What you have to do:
Search the records for the string "tables", and show each line where it appears.

(Stored entries)
Start of Block

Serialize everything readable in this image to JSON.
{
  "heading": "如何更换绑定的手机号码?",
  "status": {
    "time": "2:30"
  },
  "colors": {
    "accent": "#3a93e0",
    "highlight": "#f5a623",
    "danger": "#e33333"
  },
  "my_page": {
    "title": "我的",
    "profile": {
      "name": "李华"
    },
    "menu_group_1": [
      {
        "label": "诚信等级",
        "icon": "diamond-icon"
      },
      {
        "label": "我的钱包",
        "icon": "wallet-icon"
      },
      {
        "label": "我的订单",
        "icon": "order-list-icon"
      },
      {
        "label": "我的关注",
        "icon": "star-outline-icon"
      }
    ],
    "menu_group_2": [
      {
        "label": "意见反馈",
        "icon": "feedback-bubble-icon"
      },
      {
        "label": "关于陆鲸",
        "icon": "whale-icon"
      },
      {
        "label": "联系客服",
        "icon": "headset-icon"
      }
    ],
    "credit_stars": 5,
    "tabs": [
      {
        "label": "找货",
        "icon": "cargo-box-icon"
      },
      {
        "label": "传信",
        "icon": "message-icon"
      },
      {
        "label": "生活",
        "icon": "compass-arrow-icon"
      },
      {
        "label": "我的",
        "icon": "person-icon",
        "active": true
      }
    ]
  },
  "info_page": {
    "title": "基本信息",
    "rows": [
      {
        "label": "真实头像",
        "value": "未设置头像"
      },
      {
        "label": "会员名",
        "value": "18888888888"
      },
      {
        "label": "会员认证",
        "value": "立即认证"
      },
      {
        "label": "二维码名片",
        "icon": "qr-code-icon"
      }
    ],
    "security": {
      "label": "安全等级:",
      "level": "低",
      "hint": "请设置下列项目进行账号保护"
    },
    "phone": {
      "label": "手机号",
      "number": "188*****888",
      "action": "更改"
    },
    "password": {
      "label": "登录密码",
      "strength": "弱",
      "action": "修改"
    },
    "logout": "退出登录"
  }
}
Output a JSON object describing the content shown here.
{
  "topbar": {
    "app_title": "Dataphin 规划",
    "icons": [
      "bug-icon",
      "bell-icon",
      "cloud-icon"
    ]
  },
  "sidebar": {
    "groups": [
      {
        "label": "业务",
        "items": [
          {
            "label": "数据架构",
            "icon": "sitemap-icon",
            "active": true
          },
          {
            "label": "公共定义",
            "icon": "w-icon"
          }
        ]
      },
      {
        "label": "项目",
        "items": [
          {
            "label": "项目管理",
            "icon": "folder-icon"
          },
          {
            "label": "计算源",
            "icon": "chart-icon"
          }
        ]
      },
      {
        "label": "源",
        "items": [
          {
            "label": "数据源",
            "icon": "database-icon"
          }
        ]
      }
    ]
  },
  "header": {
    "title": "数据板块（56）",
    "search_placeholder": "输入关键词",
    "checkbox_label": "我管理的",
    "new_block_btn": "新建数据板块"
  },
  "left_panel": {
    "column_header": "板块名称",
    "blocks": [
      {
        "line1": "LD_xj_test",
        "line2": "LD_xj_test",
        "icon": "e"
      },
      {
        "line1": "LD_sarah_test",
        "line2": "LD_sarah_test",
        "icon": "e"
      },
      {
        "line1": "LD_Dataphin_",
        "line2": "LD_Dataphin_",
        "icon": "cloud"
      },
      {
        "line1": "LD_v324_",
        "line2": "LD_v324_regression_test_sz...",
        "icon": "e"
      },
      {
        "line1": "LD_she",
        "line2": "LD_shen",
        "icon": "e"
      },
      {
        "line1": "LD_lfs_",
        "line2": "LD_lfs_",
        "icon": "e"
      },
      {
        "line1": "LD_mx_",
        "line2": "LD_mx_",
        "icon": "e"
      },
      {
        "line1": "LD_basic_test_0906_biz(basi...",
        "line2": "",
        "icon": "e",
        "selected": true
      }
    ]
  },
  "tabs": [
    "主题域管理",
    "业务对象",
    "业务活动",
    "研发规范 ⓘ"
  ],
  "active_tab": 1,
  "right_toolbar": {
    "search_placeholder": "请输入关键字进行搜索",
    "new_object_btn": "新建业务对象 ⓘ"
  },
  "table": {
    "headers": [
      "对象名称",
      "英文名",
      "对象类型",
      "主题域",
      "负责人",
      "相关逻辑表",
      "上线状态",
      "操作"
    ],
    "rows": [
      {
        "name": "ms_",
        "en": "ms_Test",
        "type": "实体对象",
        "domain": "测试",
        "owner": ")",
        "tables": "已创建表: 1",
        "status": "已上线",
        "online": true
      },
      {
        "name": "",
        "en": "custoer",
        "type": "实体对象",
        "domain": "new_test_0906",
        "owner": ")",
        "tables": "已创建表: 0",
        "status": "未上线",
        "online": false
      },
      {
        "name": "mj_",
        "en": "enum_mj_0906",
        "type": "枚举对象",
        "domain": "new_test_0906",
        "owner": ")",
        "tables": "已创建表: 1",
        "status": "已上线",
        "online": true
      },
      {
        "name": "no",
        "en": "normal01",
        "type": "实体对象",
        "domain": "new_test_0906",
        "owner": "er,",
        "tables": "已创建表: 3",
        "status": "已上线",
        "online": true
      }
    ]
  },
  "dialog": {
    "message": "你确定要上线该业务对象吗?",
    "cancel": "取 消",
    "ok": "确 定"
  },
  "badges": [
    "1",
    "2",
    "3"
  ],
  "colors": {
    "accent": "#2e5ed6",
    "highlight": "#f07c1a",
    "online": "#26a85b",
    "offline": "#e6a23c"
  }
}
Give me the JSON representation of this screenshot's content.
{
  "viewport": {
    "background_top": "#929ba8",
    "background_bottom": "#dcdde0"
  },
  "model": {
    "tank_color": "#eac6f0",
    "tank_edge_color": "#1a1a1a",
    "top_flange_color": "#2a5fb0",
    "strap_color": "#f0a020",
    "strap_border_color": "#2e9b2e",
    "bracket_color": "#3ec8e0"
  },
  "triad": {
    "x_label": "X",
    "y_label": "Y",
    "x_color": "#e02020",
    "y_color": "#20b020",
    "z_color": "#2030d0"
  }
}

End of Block

Exercise solution:
        "tables": "已创建表: 1",
        "tables": "已创建表: 0",
        "tables": "已创建表: 1",
        "tables": "已创建表: 3",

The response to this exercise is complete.